The Washington Post's Stephen Barr reports that the General Services Administration is planning to cut staffing levels at the Federal Technology Service and the Federal Supply Service by eight percent. The cutbacks are not related to a plan to consolidate the two groups into a single federal acquisition service, according to the agency.
According to a GSA spokesman, the groups have been losing money and that is the reason for the layoffs. The consolidation supposedly reflects the "graying line" between technology vendors and other vendors.
To improve its efficiency and better address industry trends, Bibb said, the GSA's reorganization also would merge its technology fund and its supply service fund. The House has approved the merger, and the Senate is studying the proposal.
However, Barr points out:
Some of the revenue loss at the GSA stems from contracting irregularities that came to light in recent years. Auditors for the GSA inspector general found inappropriate contracting activities, including sole-source contracts, at the Federal Technology Service.
The findings, combined with other reports, attracted congressional scrutiny to see if contracts were being approved without proper competition. At least one committee asked for a review of the GSA's technology service to ensure officials were complying with procurement regulations.
With GSA "slowing down" to stem the pace of single-source contracts and other contracting irregularities, many agencies become frustrated with the slow pace of acquisition and made their buys outside of GSA. Hence the loss in revenue and the layoffs -- and presumably the consolidation of the two acquisition services. Also:
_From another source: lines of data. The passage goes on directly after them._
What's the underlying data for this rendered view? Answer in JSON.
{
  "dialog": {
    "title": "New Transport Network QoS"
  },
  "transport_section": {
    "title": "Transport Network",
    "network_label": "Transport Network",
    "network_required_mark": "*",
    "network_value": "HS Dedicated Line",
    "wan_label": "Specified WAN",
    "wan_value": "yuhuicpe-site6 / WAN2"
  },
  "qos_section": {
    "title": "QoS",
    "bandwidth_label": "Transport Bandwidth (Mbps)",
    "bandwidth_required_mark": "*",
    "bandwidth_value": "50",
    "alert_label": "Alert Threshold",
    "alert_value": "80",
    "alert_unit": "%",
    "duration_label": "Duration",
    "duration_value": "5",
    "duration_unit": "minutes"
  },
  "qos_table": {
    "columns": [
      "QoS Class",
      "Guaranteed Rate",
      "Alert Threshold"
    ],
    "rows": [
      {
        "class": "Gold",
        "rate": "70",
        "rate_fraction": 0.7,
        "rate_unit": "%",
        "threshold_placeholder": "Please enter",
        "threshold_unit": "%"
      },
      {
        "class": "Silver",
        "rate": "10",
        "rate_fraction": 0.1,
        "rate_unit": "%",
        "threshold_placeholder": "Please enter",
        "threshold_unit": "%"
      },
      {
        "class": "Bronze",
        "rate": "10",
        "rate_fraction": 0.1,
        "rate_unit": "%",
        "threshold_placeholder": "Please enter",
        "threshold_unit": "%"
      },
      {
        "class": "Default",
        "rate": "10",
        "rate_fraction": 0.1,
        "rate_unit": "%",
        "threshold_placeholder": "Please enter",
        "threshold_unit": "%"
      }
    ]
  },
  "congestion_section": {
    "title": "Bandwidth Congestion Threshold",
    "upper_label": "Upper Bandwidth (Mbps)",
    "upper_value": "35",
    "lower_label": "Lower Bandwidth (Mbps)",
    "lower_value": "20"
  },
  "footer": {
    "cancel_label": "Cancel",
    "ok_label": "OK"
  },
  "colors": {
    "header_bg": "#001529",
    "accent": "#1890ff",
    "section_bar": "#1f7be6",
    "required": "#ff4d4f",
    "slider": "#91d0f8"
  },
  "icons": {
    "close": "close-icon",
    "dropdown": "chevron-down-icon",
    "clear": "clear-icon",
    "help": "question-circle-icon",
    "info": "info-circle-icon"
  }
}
The GSA also has been losing revenue because a number of non-defense agencies have less money to spend on goods and services, Bibb said.